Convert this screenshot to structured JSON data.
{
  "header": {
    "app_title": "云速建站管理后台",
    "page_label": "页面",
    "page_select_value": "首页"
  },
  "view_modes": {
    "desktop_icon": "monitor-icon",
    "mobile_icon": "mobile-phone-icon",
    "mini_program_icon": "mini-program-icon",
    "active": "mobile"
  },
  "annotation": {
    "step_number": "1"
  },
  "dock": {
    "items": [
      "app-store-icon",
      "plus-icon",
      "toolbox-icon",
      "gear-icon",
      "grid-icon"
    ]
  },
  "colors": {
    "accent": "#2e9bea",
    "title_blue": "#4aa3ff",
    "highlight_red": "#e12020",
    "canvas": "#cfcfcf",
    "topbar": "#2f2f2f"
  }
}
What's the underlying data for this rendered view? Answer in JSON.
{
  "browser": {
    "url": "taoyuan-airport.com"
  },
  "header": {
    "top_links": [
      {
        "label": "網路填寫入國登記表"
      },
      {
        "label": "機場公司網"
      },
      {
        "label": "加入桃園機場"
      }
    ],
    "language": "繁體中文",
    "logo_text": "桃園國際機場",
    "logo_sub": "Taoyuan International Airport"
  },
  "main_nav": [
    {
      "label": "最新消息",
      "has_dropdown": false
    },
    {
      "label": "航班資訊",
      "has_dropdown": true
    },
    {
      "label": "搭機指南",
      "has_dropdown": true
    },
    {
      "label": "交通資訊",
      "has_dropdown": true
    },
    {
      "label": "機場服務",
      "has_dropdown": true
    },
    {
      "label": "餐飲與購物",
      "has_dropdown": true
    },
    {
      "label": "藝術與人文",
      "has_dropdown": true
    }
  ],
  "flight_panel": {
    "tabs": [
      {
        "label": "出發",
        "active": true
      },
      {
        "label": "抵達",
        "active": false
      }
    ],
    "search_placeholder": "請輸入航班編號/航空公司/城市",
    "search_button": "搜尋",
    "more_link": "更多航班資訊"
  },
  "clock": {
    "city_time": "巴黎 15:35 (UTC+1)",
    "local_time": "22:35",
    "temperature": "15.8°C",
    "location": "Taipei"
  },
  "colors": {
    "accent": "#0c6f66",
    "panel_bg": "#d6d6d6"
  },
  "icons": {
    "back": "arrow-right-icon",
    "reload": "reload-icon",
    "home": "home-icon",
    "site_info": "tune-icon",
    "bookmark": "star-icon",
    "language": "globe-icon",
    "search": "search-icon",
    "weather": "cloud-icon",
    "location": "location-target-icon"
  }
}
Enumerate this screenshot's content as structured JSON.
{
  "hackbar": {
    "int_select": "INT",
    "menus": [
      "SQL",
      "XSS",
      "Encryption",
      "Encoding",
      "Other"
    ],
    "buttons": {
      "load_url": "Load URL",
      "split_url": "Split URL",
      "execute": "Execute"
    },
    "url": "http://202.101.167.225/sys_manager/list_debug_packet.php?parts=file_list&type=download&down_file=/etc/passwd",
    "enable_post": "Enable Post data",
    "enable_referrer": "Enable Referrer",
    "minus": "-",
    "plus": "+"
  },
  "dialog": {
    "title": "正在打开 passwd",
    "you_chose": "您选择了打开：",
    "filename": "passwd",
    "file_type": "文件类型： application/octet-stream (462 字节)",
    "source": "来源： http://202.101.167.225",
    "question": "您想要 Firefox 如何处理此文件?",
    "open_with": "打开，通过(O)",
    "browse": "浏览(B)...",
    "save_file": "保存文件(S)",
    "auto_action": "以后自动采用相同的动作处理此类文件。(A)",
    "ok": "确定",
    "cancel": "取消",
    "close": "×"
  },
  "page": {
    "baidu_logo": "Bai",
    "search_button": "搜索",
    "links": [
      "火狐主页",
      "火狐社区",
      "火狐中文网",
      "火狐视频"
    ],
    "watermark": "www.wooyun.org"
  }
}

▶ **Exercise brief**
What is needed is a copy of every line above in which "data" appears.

▶ **The answer**
Convert this screenshot to structured JSON data.
What's the underlying data for this rendered view? Answer in JSON.
    "enable_post": "Enable Post data",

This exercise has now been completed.